Content and aim: In this presentation, the relationship between anxiety, sympathetic activation, and performance will be explored. Several examples of situational, dispositional, and cognitive/affective variables that can contribute to sexual performance anxiety will follow. Finally, two models relevant to the understanding of the relationship between anxiety and performance are presented and discussed. The information contained in this presentation helps the clinician situate sexual anxiety and performance in the larger schema of events within a performance-demand environment and prepares the clinician for an overarching heoretical and applied approach for addressing sex-related anxiety and performance.
Produced in 2023
David Rowland, Senior Research Professor of Psychology at Valparaiso University, USA, received his Ph.D. from the University of Chicago in psychology in 1977 and has held postdoctoral and research fellowships at SUNY-Stony Brook in Psychiatry, Stanford University in Physiology, Erasmus Medical Center (Netherlands) in Endocrinology and Reproduction, and the Johns Hopkins School of Public Health in Mental and Behavioral Health.
His research and scholarship have focused on understanding psychophysiological relationships, particularly insofar as they are applied to psychosexual response in men and women.
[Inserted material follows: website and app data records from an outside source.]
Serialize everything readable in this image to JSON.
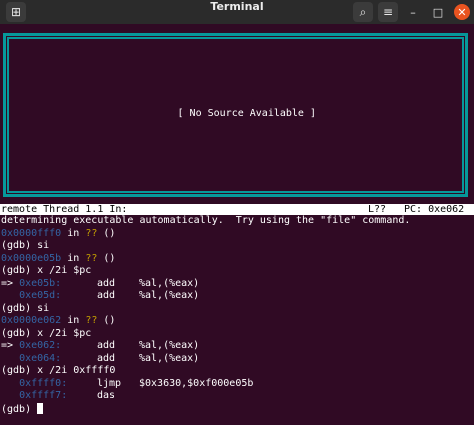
{
  "window": {
    "title": "Terminal"
  },
  "source_panel": {
    "message": "[ No Source Available ]"
  },
  "status_bar": {
    "thread": "remote Thread 1.1 In:",
    "line": "L??",
    "pc": "PC: 0xe062"
  },
  "terminal": {
    "l1": "determining executable automatically.  Try using the \"file\" command.",
    "l2_addr": "0x0000fff0",
    "l2_in": " in ",
    "l2_q": "??",
    "l2_tail": " ()",
    "l3": "(gdb) si",
    "l4_addr": "0x0000e05b",
    "l4_in": " in ",
    "l4_q": "??",
    "l4_tail": " ()",
    "l5": "(gdb) x /2i $pc",
    "l6_arrow": "=> ",
    "l6_addr": "0xe05b:",
    "l6_op": "add",
    "l6_args": "%al,(%eax)",
    "l7_addr": "0xe05d:",
    "l7_op": "add",
    "l7_args": "%al,(%eax)",
    "l8": "(gdb) si",
    "l9_addr": "0x0000e062",
    "l9_in": " in ",
    "l9_q": "??",
    "l9_tail": " ()",
    "l10": "(gdb) x /2i $pc",
    "l11_arrow": "=> ",
    "l11_addr": "0xe062:",
    "l11_op": "add",
    "l11_args": "%al,(%eax)",
    "l12_addr": "0xe064:",
    "l12_op": "add",
    "l12_args": "%al,(%eax)",
    "l13": "(gdb) x /2i 0xffff0",
    "l14_addr": "0xffff0:",
    "l14_op": "ljmp",
    "l14_args": "$0x3630,$0xf000e05b",
    "l15_addr": "0xffff7:",
    "l15_op": "das",
    "l16": "(gdb) "
  }
}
Rowland has published many (stopped counting!) research papers, review articles, and book chapters related to sexual behavior and functioning, using both rats and humans as study subjects. Most have focused on sexual response and dysfunction in both men and women, and many have emphasized the value of applying holistic and interdisciplinary perspectives to the study of sexuality, often attempting to bring novel conceptual, methodological, and cross-cultural approaches to addressing age-old issues within the field.
He has authored and co-edited several books, including The Handbook of Sexual and Gender Identity Disorders (2008), Sexual Dysfunction in Men (2012), Proceedings on Translational Medicine (2018), and Cultural Differences and the Practice of Sexual Medicine (2020). In addition to holding positions on numerous editorial boards of journals, he served as editor of the Annual Review of Sex Research 2005-2009, is co-founder and co-editor-in-chief of the Journal of Mind and Medical Science (JMMS), and is editor-in-chief of the journal Sexes.
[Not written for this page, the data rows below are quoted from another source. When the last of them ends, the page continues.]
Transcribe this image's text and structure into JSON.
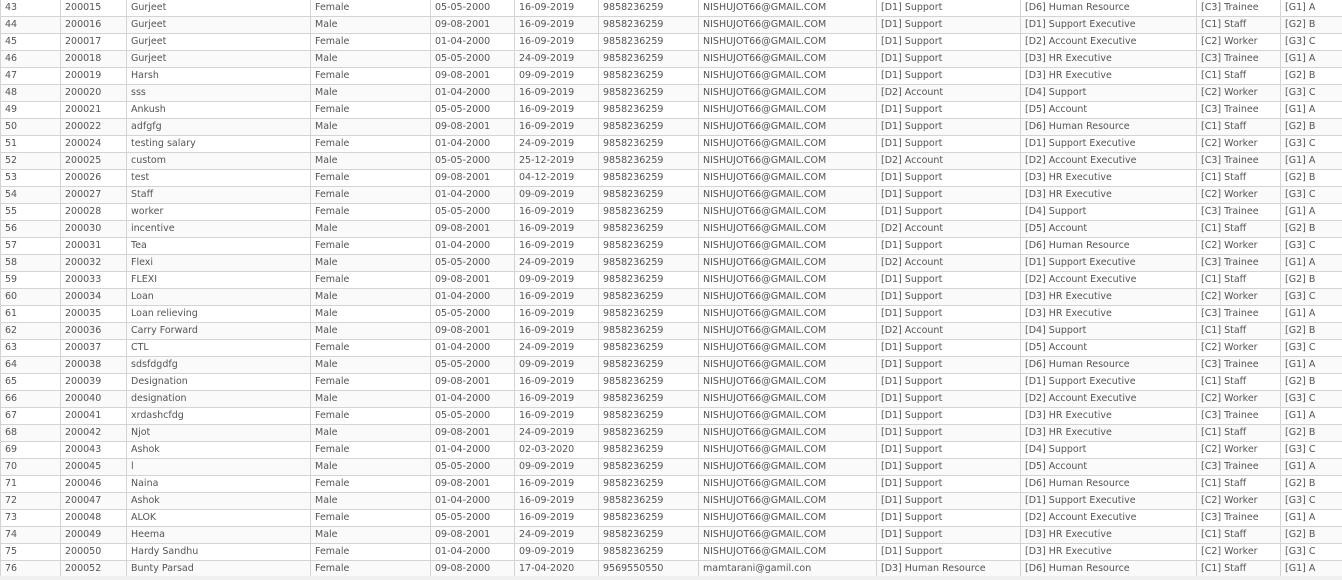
{
  "rows": [
    [
      "43",
      "200015",
      "Gurjeet",
      "Female",
      "05-05-2000",
      "16-09-2019",
      "9858236259",
      "NISHUJOT66@GMAIL.COM",
      "[D1] Support",
      "[D6] Human Resource",
      "[C3] Trainee",
      "[G1] A"
    ],
    [
      "44",
      "200016",
      "Gurjeet",
      "Male",
      "09-08-2001",
      "16-09-2019",
      "9858236259",
      "NISHUJOT66@GMAIL.COM",
      "[D1] Support",
      "[D1] Support Executive",
      "[C1] Staff",
      "[G2] B"
    ],
    [
      "45",
      "200017",
      "Gurjeet",
      "Female",
      "01-04-2000",
      "16-09-2019",
      "9858236259",
      "NISHUJOT66@GMAIL.COM",
      "[D1] Support",
      "[D2] Account Executive",
      "[C2] Worker",
      "[G3] C"
    ],
    [
      "46",
      "200018",
      "Gurjeet",
      "Male",
      "05-05-2000",
      "24-09-2019",
      "9858236259",
      "NISHUJOT66@GMAIL.COM",
      "[D1] Support",
      "[D3] HR Executive",
      "[C3] Trainee",
      "[G1] A"
    ],
    [
      "47",
      "200019",
      "Harsh",
      "Female",
      "09-08-2001",
      "09-09-2019",
      "9858236259",
      "NISHUJOT66@GMAIL.COM",
      "[D1] Support",
      "[D3] HR Executive",
      "[C1] Staff",
      "[G2] B"
    ],
    [
      "48",
      "200020",
      "sss",
      "Male",
      "01-04-2000",
      "16-09-2019",
      "9858236259",
      "NISHUJOT66@GMAIL.COM",
      "[D2] Account",
      "[D4] Support",
      "[C2] Worker",
      "[G3] C"
    ],
    [
      "49",
      "200021",
      "Ankush",
      "Female",
      "05-05-2000",
      "16-09-2019",
      "9858236259",
      "NISHUJOT66@GMAIL.COM",
      "[D1] Support",
      "[D5] Account",
      "[C3] Trainee",
      "[G1] A"
    ],
    [
      "50",
      "200022",
      "adfgfg",
      "Male",
      "09-08-2001",
      "16-09-2019",
      "9858236259",
      "NISHUJOT66@GMAIL.COM",
      "[D1] Support",
      "[D6] Human Resource",
      "[C1] Staff",
      "[G2] B"
    ],
    [
      "51",
      "200024",
      "testing salary",
      "Female",
      "01-04-2000",
      "24-09-2019",
      "9858236259",
      "NISHUJOT66@GMAIL.COM",
      "[D1] Support",
      "[D1] Support Executive",
      "[C2] Worker",
      "[G3] C"
    ],
    [
      "52",
      "200025",
      "custom",
      "Male",
      "05-05-2000",
      "25-12-2019",
      "9858236259",
      "NISHUJOT66@GMAIL.COM",
      "[D2] Account",
      "[D2] Account Executive",
      "[C3] Trainee",
      "[G1] A"
    ],
    [
      "53",
      "200026",
      "test",
      "Female",
      "09-08-2001",
      "04-12-2019",
      "9858236259",
      "NISHUJOT66@GMAIL.COM",
      "[D1] Support",
      "[D3] HR Executive",
      "[C1] Staff",
      "[G2] B"
    ],
    [
      "54",
      "200027",
      "Staff",
      "Female",
      "01-04-2000",
      "09-09-2019",
      "9858236259",
      "NISHUJOT66@GMAIL.COM",
      "[D1] Support",
      "[D3] HR Executive",
      "[C2] Worker",
      "[G3] C"
    ],
    [
      "55",
      "200028",
      "worker",
      "Female",
      "05-05-2000",
      "16-09-2019",
      "9858236259",
      "NISHUJOT66@GMAIL.COM",
      "[D1] Support",
      "[D4] Support",
      "[C3] Trainee",
      "[G1] A"
    ],
    [
      "56",
      "200030",
      "incentive",
      "Male",
      "09-08-2001",
      "16-09-2019",
      "9858236259",
      "NISHUJOT66@GMAIL.COM",
      "[D2] Account",
      "[D5] Account",
      "[C1] Staff",
      "[G2] B"
    ],
    [
      "57",
      "200031",
      "Tea",
      "Female",
      "01-04-2000",
      "16-09-2019",
      "9858236259",
      "NISHUJOT66@GMAIL.COM",
      "[D1] Support",
      "[D6] Human Resource",
      "[C2] Worker",
      "[G3] C"
    ],
    [
      "58",
      "200032",
      "Flexi",
      "Male",
      "05-05-2000",
      "24-09-2019",
      "9858236259",
      "NISHUJOT66@GMAIL.COM",
      "[D2] Account",
      "[D1] Support Executive",
      "[C3] Trainee",
      "[G1] A"
    ],
    [
      "59",
      "200033",
      "FLEXI",
      "Female",
      "09-08-2001",
      "09-09-2019",
      "9858236259",
      "NISHUJOT66@GMAIL.COM",
      "[D1] Support",
      "[D2] Account Executive",
      "[C1] Staff",
      "[G2] B"
    ],
    [
      "60",
      "200034",
      "Loan",
      "Male",
      "01-04-2000",
      "16-09-2019",
      "9858236259",
      "NISHUJOT66@GMAIL.COM",
      "[D1] Support",
      "[D3] HR Executive",
      "[C2] Worker",
      "[G3] C"
    ],
    [
      "61",
      "200035",
      "Loan relieving",
      "Male",
      "05-05-2000",
      "16-09-2019",
      "9858236259",
      "NISHUJOT66@GMAIL.COM",
      "[D1] Support",
      "[D3] HR Executive",
      "[C3] Trainee",
      "[G1] A"
    ],
    [
      "62",
      "200036",
      "Carry Forward",
      "Male",
      "09-08-2001",
      "16-09-2019",
      "9858236259",
      "NISHUJOT66@GMAIL.COM",
      "[D2] Account",
      "[D4] Support",
      "[C1] Staff",
      "[G2] B"
    ],
    [
      "63",
      "200037",
      "CTL",
      "Female",
      "01-04-2000",
      "24-09-2019",
      "9858236259",
      "NISHUJOT66@GMAIL.COM",
      "[D1] Support",
      "[D5] Account",
      "[C2] Worker",
      "[G3] C"
    ],
    [
      "64",
      "200038",
      "sdsfdgdfg",
      "Male",
      "05-05-2000",
      "09-09-2019",
      "9858236259",
      "NISHUJOT66@GMAIL.COM",
      "[D1] Support",
      "[D6] Human Resource",
      "[C3] Trainee",
      "[G1] A"
    ],
    [
      "65",
      "200039",
      "Designation",
      "Female",
      "09-08-2001",
      "16-09-2019",
      "9858236259",
      "NISHUJOT66@GMAIL.COM",
      "[D1] Support",
      "[D1] Support Executive",
      "[C1] Staff",
      "[G2] B"
    ],
    [
      "66",
      "200040",
      "designation",
      "Male",
      "01-04-2000",
      "16-09-2019",
      "9858236259",
      "NISHUJOT66@GMAIL.COM",
      "[D1] Support",
      "[D2] Account Executive",
      "[C2] Worker",
      "[G3] C"
    ],
    [
      "67",
      "200041",
      "xrdashcfdg",
      "Female",
      "05-05-2000",
      "16-09-2019",
      "9858236259",
      "NISHUJOT66@GMAIL.COM",
      "[D1] Support",
      "[D3] HR Executive",
      "[C3] Trainee",
      "[G1] A"
    ],
    [
      "68",
      "200042",
      "Njot",
      "Male",
      "09-08-2001",
      "24-09-2019",
      "9858236259",
      "NISHUJOT66@GMAIL.COM",
      "[D1] Support",
      "[D3] HR Executive",
      "[C1] Staff",
      "[G2] B"
    ],
    [
      "69",
      "200043",
      "Ashok",
      "Female",
      "01-04-2000",
      "02-03-2020",
      "9858236259",
      "NISHUJOT66@GMAIL.COM",
      "[D1] Support",
      "[D4] Support",
      "[C2] Worker",
      "[G3] C"
    ],
    [
      "70",
      "200045",
      "l",
      "Male",
      "05-05-2000",
      "09-09-2019",
      "9858236259",
      "NISHUJOT66@GMAIL.COM",
      "[D1] Support",
      "[D5] Account",
      "[C3] Trainee",
      "[G1] A"
    ],
    [
      "71",
      "200046",
      "Naina",
      "Female",
      "09-08-2001",
      "16-09-2019",
      "9858236259",
      "NISHUJOT66@GMAIL.COM",
      "[D1] Support",
      "[D6] Human Resource",
      "[C1] Staff",
      "[G2] B"
    ],
    [
      "72",
      "200047",
      "Ashok",
      "Male",
      "01-04-2000",
      "16-09-2019",
      "9858236259",
      "NISHUJOT66@GMAIL.COM",
      "[D1] Support",
      "[D1] Support Executive",
      "[C2] Worker",
      "[G3] C"
    ],
    [
      "73",
      "200048",
      "ALOK",
      "Female",
      "05-05-2000",
      "16-09-2019",
      "9858236259",
      "NISHUJOT66@GMAIL.COM",
      "[D1] Support",
      "[D2] Account Executive",
      "[C3] Trainee",
      "[G1] A"
    ],
    [
      "74",
      "200049",
      "Heema",
      "Male",
      "09-08-2001",
      "24-09-2019",
      "9858236259",
      "NISHUJOT66@GMAIL.COM",
      "[D1] Support",
      "[D3] HR Executive",
      "[C1] Staff",
      "[G2] B"
    ],
    [
      "75",
      "200050",
      "Hardy Sandhu",
      "Female",
      "01-04-2000",
      "09-09-2019",
      "9858236259",
      "NISHUJOT66@GMAIL.COM",
      "[D1] Support",
      "[D3] HR Executive",
      "[C2] Worker",
      "[G3] C"
    ],
    [
      "76",
      "200052",
      "Bunty Parsad",
      "Female",
      "09-08-2000",
      "17-04-2020",
      "9569550550",
      "mamtarani@gamil.con",
      "[D3] Human Resource",
      "[D6] Human Resource",
      "[C1] Staff",
      "[G1] A"
    ]
  ]
}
He has served as a consultant on advisory boards for grant development, drug development and testing, program internationalization, and standardization of diagnostic criteria for the World Health Organization and various professional organizations. He has held honorary positions at the University of Jos, Nigeria, and Bahria University, Pakistan, and has conducted workshops on various research and pedagogical-related topics as a Fulbright Specialist and Scholar-in-Residence.
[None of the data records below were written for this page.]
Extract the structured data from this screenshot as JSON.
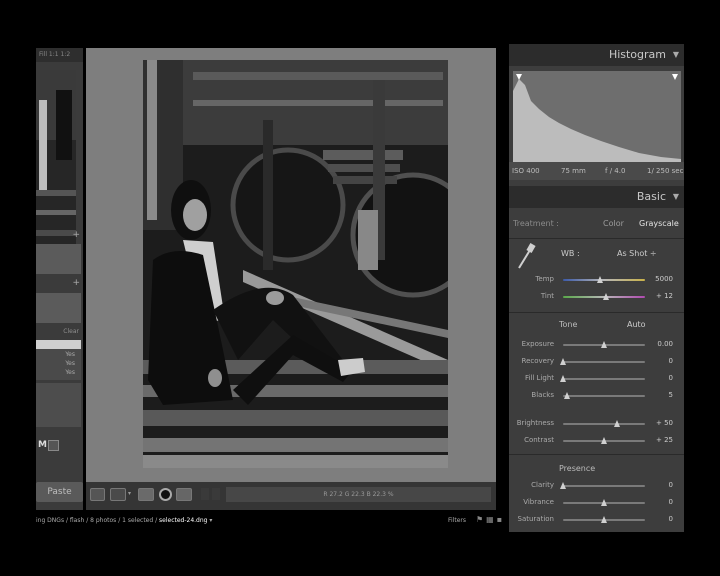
{
  "left_panel": {
    "top_bar": "Fill 1:1 1:2",
    "list_header": "Clear",
    "list_rows": [
      "",
      "Yes",
      "Yes",
      "Yes"
    ],
    "m_label": "M",
    "paste_label": "Paste"
  },
  "toolbar": {
    "zoom_readout": "R 27.2  G 22.3  B 22.3 %"
  },
  "status": {
    "path": "ing DNGs / flash / 8 photos / 1 selected / ",
    "filename": "selected-24.dng",
    "filters_label": "Filters"
  },
  "right_panel": {
    "histogram_title": "Histogram",
    "histogram_info": {
      "iso": "ISO 400",
      "focal": "75 mm",
      "aperture": "f / 4.0",
      "shutter": "1/ 250 sec"
    },
    "basic_title": "Basic",
    "treatment_label": "Treatment :",
    "treatment_color": "Color",
    "treatment_grayscale": "Grayscale",
    "wb_label": "WB :",
    "wb_value": "As Shot",
    "tone_label": "Tone",
    "auto_label": "Auto",
    "presence_label": "Presence",
    "sliders": [
      {
        "label": "Temp",
        "value": "5000",
        "pos": 0.45
      },
      {
        "label": "Tint",
        "value": "+ 12",
        "pos": 0.53
      },
      {
        "label": "Exposure",
        "value": "0.00",
        "pos": 0.5
      },
      {
        "label": "Recovery",
        "value": "0",
        "pos": 0.0
      },
      {
        "label": "Fill Light",
        "value": "0",
        "pos": 0.0
      },
      {
        "label": "Blacks",
        "value": "5",
        "pos": 0.05
      },
      {
        "label": "Brightness",
        "value": "+ 50",
        "pos": 0.66
      },
      {
        "label": "Contrast",
        "value": "+ 25",
        "pos": 0.5
      },
      {
        "label": "Clarity",
        "value": "0",
        "pos": 0.0
      },
      {
        "label": "Vibrance",
        "value": "0",
        "pos": 0.5
      },
      {
        "label": "Saturation",
        "value": "0",
        "pos": 0.5
      }
    ]
  }
}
Among his various academic responsibilities, Rowland has particularly valued his role as an educator and mentor, and even after retirement from active teaching, he continues to mentor 5-10 students annually through an ongoing research workgroup that attempts to instill an appreciation for and understanding of the scientific process and method through active research participation. He also served as Dean of the Graduate School at Valparaiso University for 16 years and Associate Provost of Graduate Education for 5 years before assuming the position of Executive Director of Institutional Innovation.
On a personal note, he has been a worldwide wanderer and student of ideas since 1989, lived abroad for several years in the Netherlands, cycles regularly as an exercise in mindfulness, and, as part of his avocation for history, enjoys visiting “has-been” destinations in the US (places where nobody else bothers to go anymore).